Although the express requirement to discuss inflation in MD&A has been eliminated, companies are still expected to discuss inflation and changing prices “if they are part of a known trend or uncertainty that has had, or the registrant reasonably expects to have, a material favorable or unfavorable impact on net sales, or revenue, or income from continuing operations.” In addition, the rules provide that, to the extent there are material changes in net sales or revenues, a narrative discussion is required of the extent to which the changes are attributable to changes in prices, the amount of goods or services being sold or to the introduction of new products or services. The narrative must include a discussion of the “underlying reasons” for these material changes in quantitative and qualitative terms, and accordingly, may also implicate a discussion of inflation.
Recently, Bloomberg reports, the SEC has been reminding companies of the need to talk about the impact of inflation as they prepare their SEC filings. (That’s still the case, even though, by July, inflation had cooled significantly to about 3.2%.) According to Bloomberg, “inflation” was mentioned by S&P 500 companies on earnings calls more than a thousand times over the past 30 days, compared to just over 100 times during the same period in 2020. That gives rise to the question, an accountant commentator told Bloomberg, “If companies deem inflation important enough to flag in an earnings call or an investor presentation, they had better mention it in their financial statement risk factors” or in MD&A: “‘Are they absorbing the costs? Are they passing them through in the form of price changes? How is this affecting the longer-term trends? If they’re addressing it in the calls but not in the filings, that’s an area that’s likely to trigger a comment,’” the commentator noted, “‘It just so happens right now that inflation is the topic du jour.’” (And the staff do consider disclosures on earnings call in the course of the comment process. See this post from thecorporatecounsel.net blog.)

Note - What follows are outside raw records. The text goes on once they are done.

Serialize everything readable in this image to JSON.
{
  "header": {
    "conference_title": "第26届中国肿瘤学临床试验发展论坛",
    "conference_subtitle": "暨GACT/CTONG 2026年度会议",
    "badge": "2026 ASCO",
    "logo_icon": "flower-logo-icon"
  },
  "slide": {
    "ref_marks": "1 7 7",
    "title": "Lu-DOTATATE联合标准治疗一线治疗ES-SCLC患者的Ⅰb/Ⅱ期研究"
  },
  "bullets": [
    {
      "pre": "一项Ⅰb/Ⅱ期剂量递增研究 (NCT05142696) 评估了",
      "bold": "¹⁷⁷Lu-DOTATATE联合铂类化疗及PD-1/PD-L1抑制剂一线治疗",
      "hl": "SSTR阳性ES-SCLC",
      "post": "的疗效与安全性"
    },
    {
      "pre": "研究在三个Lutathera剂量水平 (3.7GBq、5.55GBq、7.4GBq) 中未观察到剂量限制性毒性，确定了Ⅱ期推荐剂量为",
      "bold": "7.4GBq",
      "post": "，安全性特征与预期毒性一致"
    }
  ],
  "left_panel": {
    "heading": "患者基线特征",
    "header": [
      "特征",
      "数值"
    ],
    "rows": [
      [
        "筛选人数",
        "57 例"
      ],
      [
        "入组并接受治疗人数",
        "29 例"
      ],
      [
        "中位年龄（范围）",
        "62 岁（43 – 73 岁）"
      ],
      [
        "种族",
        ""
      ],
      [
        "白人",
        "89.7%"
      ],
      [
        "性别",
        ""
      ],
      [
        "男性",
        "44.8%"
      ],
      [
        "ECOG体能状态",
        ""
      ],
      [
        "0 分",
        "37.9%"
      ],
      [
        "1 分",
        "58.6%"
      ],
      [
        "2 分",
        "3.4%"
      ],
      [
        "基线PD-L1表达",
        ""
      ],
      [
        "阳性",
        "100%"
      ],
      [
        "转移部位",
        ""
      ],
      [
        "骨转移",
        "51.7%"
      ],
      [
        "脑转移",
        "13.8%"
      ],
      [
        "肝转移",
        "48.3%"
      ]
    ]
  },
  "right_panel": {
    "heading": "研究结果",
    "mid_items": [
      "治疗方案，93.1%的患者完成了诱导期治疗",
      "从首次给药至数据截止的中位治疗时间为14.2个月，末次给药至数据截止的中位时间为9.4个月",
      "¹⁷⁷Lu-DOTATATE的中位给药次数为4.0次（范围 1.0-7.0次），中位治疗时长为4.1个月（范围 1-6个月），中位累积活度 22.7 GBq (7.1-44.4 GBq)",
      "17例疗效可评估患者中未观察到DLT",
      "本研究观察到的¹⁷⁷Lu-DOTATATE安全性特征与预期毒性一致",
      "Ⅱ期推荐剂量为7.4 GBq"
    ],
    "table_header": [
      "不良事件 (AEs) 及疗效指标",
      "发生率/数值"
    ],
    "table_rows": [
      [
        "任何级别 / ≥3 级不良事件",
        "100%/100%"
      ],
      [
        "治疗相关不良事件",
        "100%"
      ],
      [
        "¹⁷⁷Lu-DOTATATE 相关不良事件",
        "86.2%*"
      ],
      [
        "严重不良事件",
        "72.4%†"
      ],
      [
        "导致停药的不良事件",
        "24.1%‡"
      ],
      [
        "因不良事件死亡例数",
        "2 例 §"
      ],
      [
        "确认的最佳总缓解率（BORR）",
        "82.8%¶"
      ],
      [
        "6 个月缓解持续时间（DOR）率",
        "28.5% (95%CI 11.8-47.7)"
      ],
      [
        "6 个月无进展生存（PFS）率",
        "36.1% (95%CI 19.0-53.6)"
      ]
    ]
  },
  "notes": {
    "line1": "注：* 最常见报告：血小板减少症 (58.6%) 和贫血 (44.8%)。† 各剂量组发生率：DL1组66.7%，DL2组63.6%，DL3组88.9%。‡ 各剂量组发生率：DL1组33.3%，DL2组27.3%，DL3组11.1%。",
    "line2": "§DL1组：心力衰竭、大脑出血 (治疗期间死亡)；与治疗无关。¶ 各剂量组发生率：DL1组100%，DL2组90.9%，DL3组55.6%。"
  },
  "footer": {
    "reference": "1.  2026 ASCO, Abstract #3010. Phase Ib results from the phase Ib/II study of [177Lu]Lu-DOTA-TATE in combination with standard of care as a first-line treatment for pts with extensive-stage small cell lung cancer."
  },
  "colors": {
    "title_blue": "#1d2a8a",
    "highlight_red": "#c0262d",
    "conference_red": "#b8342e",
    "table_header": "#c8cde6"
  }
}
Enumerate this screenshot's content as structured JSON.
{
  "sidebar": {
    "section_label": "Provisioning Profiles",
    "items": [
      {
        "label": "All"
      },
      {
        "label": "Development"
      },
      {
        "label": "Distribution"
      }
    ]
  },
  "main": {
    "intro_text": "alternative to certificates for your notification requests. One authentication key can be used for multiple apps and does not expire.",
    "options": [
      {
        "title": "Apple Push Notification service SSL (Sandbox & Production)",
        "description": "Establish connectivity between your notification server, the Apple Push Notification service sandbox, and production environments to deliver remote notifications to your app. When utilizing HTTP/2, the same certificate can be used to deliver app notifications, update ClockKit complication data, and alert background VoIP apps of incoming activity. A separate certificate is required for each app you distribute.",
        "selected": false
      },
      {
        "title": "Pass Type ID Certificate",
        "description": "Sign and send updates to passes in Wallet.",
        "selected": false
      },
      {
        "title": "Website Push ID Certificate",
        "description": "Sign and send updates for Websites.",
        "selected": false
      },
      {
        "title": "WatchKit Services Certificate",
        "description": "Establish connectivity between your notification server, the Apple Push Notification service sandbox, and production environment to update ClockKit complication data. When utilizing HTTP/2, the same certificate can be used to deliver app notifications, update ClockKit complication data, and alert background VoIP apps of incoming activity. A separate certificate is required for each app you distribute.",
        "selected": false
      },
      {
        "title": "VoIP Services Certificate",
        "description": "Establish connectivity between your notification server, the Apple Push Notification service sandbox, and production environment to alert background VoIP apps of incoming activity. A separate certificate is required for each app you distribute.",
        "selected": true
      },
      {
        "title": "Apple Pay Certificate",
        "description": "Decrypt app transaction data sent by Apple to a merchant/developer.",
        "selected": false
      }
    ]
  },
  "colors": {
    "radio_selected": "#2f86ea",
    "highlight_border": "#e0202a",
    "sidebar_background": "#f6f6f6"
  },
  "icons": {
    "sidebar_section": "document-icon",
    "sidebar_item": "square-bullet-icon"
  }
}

But the SEC isn’t just asking companies to “mention” inflation. In regular comments on SEC filings to a diverse mix of companies, Corp Fin has asked companies to discuss in more detail the impact of inflationary pressures, including at times, with quantification. From a quick EDGAR search, I found, for example, a comment from Corp Fin related to a risk factor that discussed inflation, asking the company to “update this risk factor in future filings if recent inflationary pressures have materially impacted your operations. In this regard, identify the types of inflationary pressures you are facing and how your business has been affected.” In another case, where a company disclosed that its costs of necessary commodities, labor, energy and other inputs had significantly increased and were expected to continue to affect the business, the staff asked for more detail, requesting that the company revise its disclosure to quantify the impact of inflation, including providing year-over-year comparisons of the impact, and provide more detail regarding the company’s efforts to offset cost pressures through price increases, including the success of those efforts. In another instance, commenting on MD&A disclosure that inflation had negatively affected results of operations as a consequence of increased cost of sales and operating expenses, Corp Fin asked the company to “quantify and disclose the impact of the inflationary pressures you are experiencing on cost of sales, gross margins and operating expenses,” quantifying increases in transportation and fuel costs, materials, commodities and packaging costs, as well as production inefficiencies and geographical sales mix. Another comment asked a different company to expand on how the impact of higher rates of regional inflation and raw material supply in certain regions affected the company’s operations, potentially affecting its operating segment analysis. In yet another example, the staff observed that when the financials reflect material changes from period-to-period in one or more line items, or where material changes within a line item offset one another, the company is still required to describe the underlying reasons in quantitative and qualitative terms. The staff then asked the company to “quantify the impact of each factor or component associated with material changes, including the impact of inflation associated with any material changes.”
As an accounting academic (and former SEC academic fellow) remarked to Bloomberg, companies need to be specific: “‘You say inflation matters; tell us exactly what it matters for….Is it the price of all your products? Is it a cost of a key commodity? If so, which commodity? What’s the percentage increase? How much do you think that will impact your bottom line, or how much has it impacted your bottom line?’” Even if a company is protected from inflation by preset contract prices, the commentator advised that the company should still address what it “expect[s] to happen when the contracts expire.” In addition, companies should consider the need to discuss “the ripple effect of inflation: increases in prices they charge their customers. Those price increases could be a temporary boost to earnings if corresponding costs don’t rise as swiftly—and the SEC will be paying attention. ‘There’s just a zinger waiting for some companies there,’” she advised.